I was extremely please this book is not a duplicate of so many already written books on this topic. It does include the history of public registries including Megan’s Law, the Wetterling Act, Adam Walsh Act, etc but as with any book on this topic some background is needed for those who are reading their first book on these issues.
This is the first book to cover a 34 (1976-2010) year span of sex crimes in the
shows not only are sex crimes down but they dropped before the creation of the
public Sex Offender registries and all the restrictions and regulations were
implemented. So the perception by Victims groups that sex crimes have increased
over the last 20 years that there is an epidemic is false. Then there are
groups who’ve claimed that the creation of the registries and laws is what has
reduced recidivists and first-time offenders, they too are false based on the
34 year time-frame the drop had already occurred. U.S.
As most of us know Victim’s groups beat the drum of unreported and under-reported crimes, that only a very small portion of sex crimes are ever reported, investigated and result in a conviction. Well again Professor Mancini covers all the “unofficial” reporting methods created in the 1990’s by Crime, Violence, Victim’s, Sexual Violence and Women’s Groups to capture what they call the “dark figure of crime”.
It turns out that the trend /percentage of “unreported” assaults are very much in-line with the “reported” crimes for both adults and for children. And again there is not an epidemic of sex crimes reported or unreported.
Another issue I have not read in other publications is the Rape Shield Laws; this is an issue I mention regularly when meeting with
Victims groups when pushing for the Rape Shield Laws claimed the changes to evidence and testimony removed “non-relevant facts” from the proceedings, protected the identity of the victim and allowed for the reporting of a crime without any time constraints or limitations.
Missing from the Rape Shield portion of this book is the shift of the burden of proof being put on the defendant and no longer on the prosecution, that an accusation is entered into evidence (even though it is NOT evidence), that no corroboration (witnesses, physical evidence, specific dates, times, places,) is required to be given by the victim or produced by the prosecution, that a polygraph is no longer required to be taken by the victim because they should be believed no matter what and the insistence of a polygraph means the State doubts their claim (but yet the State still pushes the defendant to submit to a polygraph)and the overall standards of guilt were lowered resulting in an environment of guilty until your defense attorney proves your innocence (more than 93% of charges are settled with a plea deal) creating many more felons and lifelong Sex Offenders in the Commonwealth.

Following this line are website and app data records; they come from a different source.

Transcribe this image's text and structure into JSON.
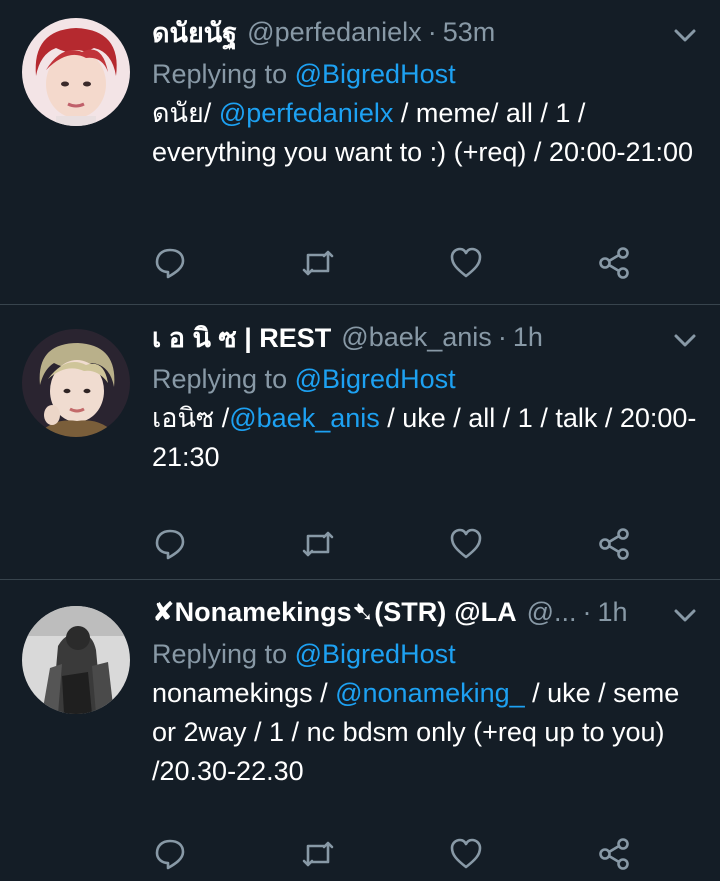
{
  "colors": {
    "background": "#141d26",
    "muted": "#8899a6",
    "accent": "#1da1f2",
    "divider": "#38444d"
  },
  "tweets": [
    {
      "name": "ดนัยนัฐ",
      "handle": "@perfedanielx",
      "sep": "·",
      "time": "53m",
      "reply_prefix": "Replying to",
      "reply_to": "@BigredHost",
      "body_pre": "ดนัย/ ",
      "body_mention": "@perfedanielx",
      "body_post": " / meme/ all / 1 / everything you want to :) (+req) / 20:00-21:00",
      "avatar_icon": "user-avatar"
    },
    {
      "name": "เ อ นิ ซ | REST",
      "handle": "@baek_anis",
      "sep": "·",
      "time": "1h",
      "reply_prefix": "Replying to",
      "reply_to": "@BigredHost",
      "body_pre": "เอนิซ /",
      "body_mention": "@baek_anis",
      "body_post": " / uke / all / 1 / talk / 20:00-21:30",
      "avatar_icon": "user-avatar"
    },
    {
      "name": "✘Nonamekings➷(STR)",
      "handle": "@LA",
      "handle_trunc": "@...",
      "sep": "·",
      "time": "1h",
      "reply_prefix": "Replying to",
      "reply_to": "@BigredHost",
      "body_pre": "nonamekings / ",
      "body_mention": "@nonameking_",
      "body_post": " / uke / seme or 2way / 1 / nc bdsm only  (+req up to you) /20.30-22.30",
      "avatar_icon": "user-avatar"
    }
  ],
  "icons": [
    "reply-icon",
    "retweet-icon",
    "like-icon",
    "share-icon",
    "chevron-down-icon"
  ]
}
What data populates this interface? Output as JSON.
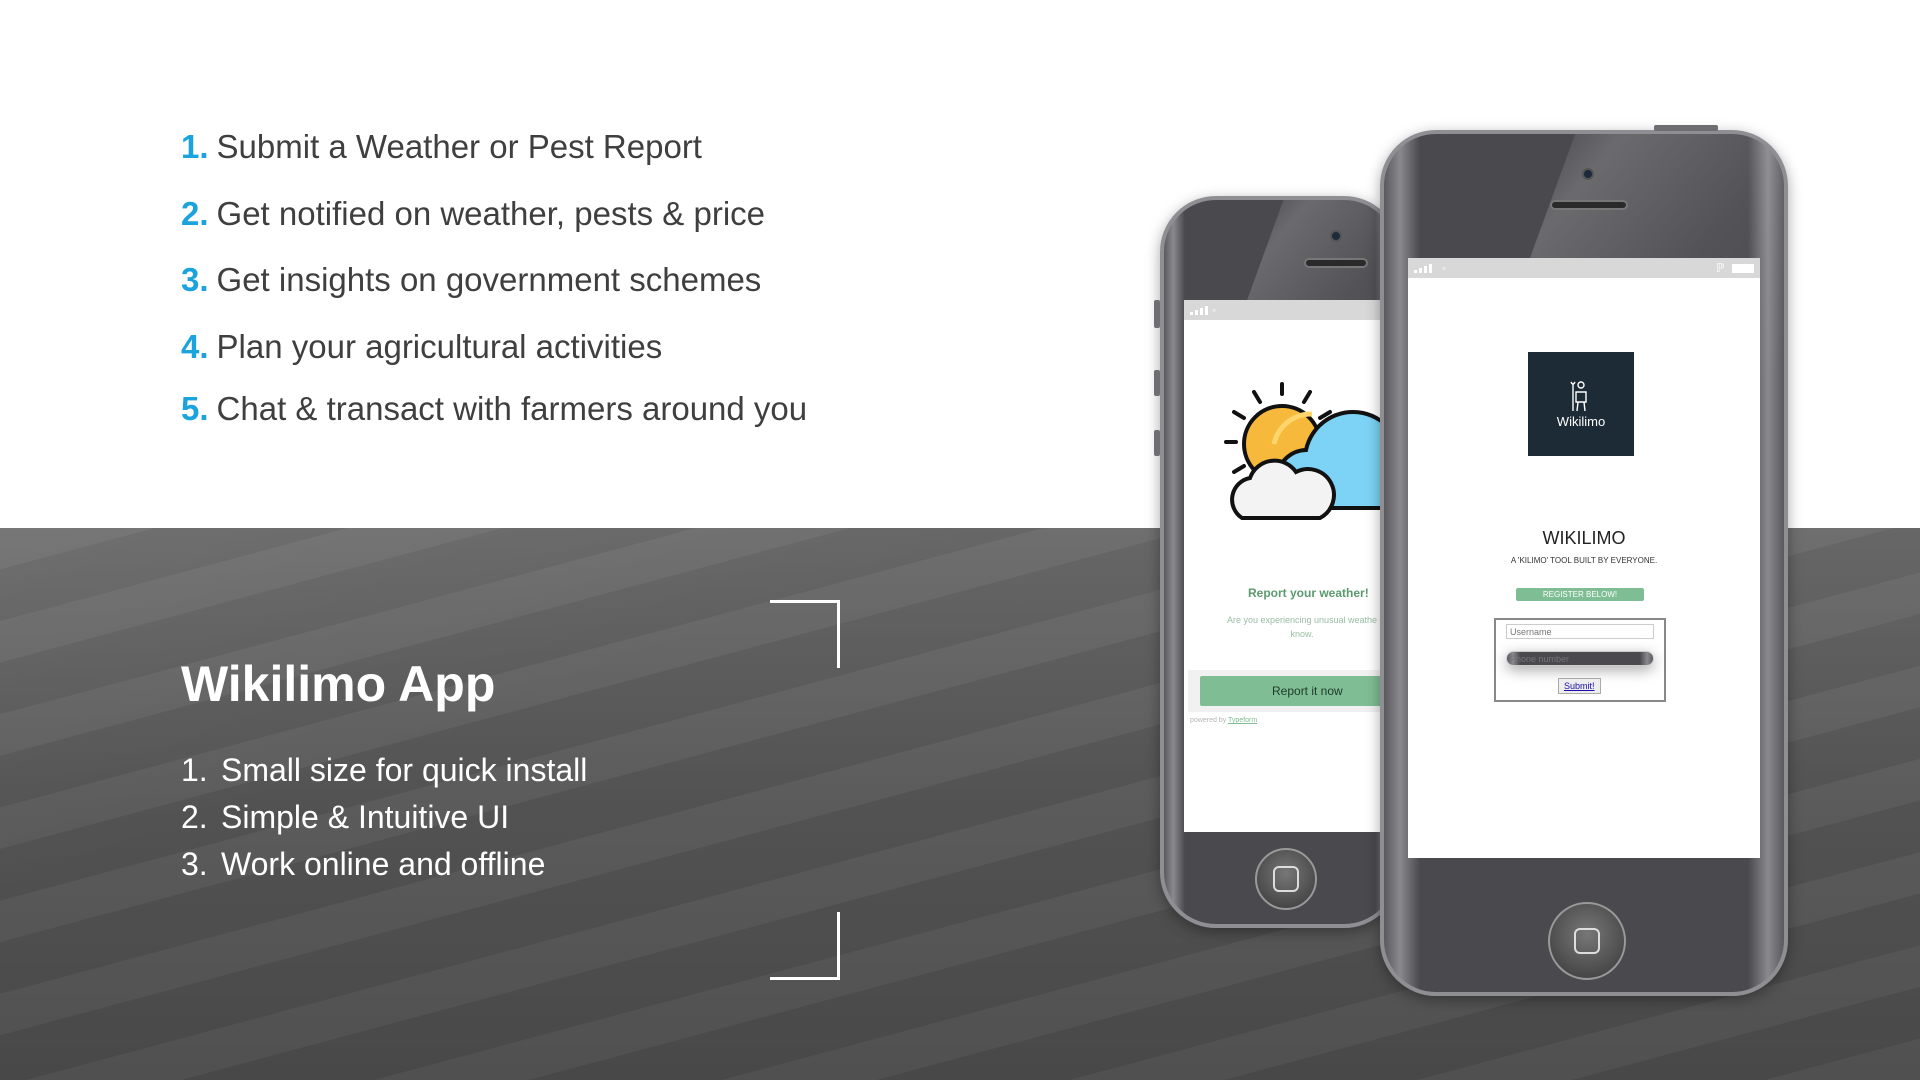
{
  "features": [
    {
      "num": "1.",
      "text": "Submit a Weather or Pest Report"
    },
    {
      "num": "2.",
      "text": "Get notified on weather, pests & price"
    },
    {
      "num": "3.",
      "text": "Get insights on government schemes"
    },
    {
      "num": "4.",
      "text": "Plan your agricultural activities"
    },
    {
      "num": "5.",
      "text": "Chat & transact with farmers around you"
    }
  ],
  "app_section": {
    "title": "Wikilimo App",
    "points": [
      {
        "num": "1.",
        "text": "Small size for quick install"
      },
      {
        "num": "2.",
        "text": "Simple & Intuitive UI"
      },
      {
        "num": "3.",
        "text": "Work online and offline"
      }
    ]
  },
  "back_phone": {
    "report_title": "Report your weather!",
    "report_subtitle_line1": "Are you experiencing unusual weathe",
    "report_subtitle_line2": "know.",
    "report_button": "Report it now",
    "powered_by": "powered by ",
    "powered_link": "Typeform"
  },
  "front_phone": {
    "logo_text": "Wikilimo",
    "app_name": "WIKILIMO",
    "tagline": "A 'KILIMO' TOOL BUILT BY EVERYONE.",
    "register_label": "REGISTER BELOW!",
    "username_placeholder": "Username",
    "phone_placeholder": "Phone number",
    "submit_label": "Submit!"
  },
  "colors": {
    "accent_number": "#1aa3dc",
    "typeform_green": "#7fbd94",
    "logo_bg": "#1c2b35"
  }
}
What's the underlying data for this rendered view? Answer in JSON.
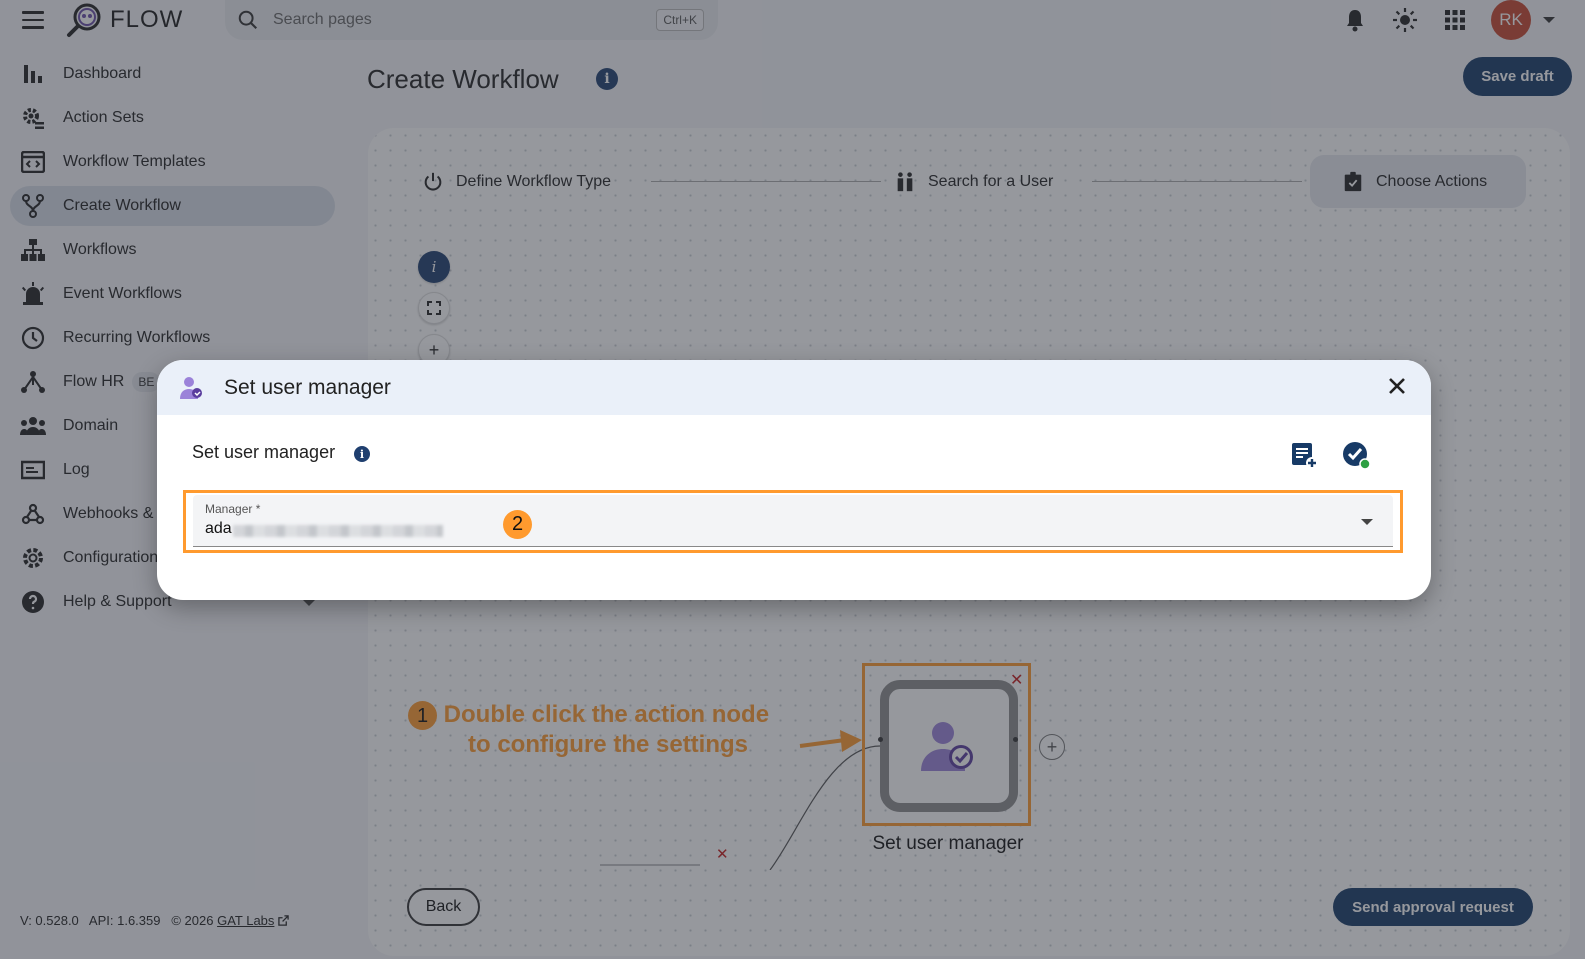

Over the years numerous reporters have made misleading statements to their readers that the Virginia Age of Consent is 15 years old. But yet numerous 15, 16, 17, 18 and 19 year olds have been prosecuted for sex crimes and labeled a Sex Offender for life with consenting partners ranging from 14 to 17 years old.
If the Virginia Age of Consent (which is the age in which all sex is consensual with anyone above that age) was actually 15 years old then these acts would not be crimes. So where is the disconnect?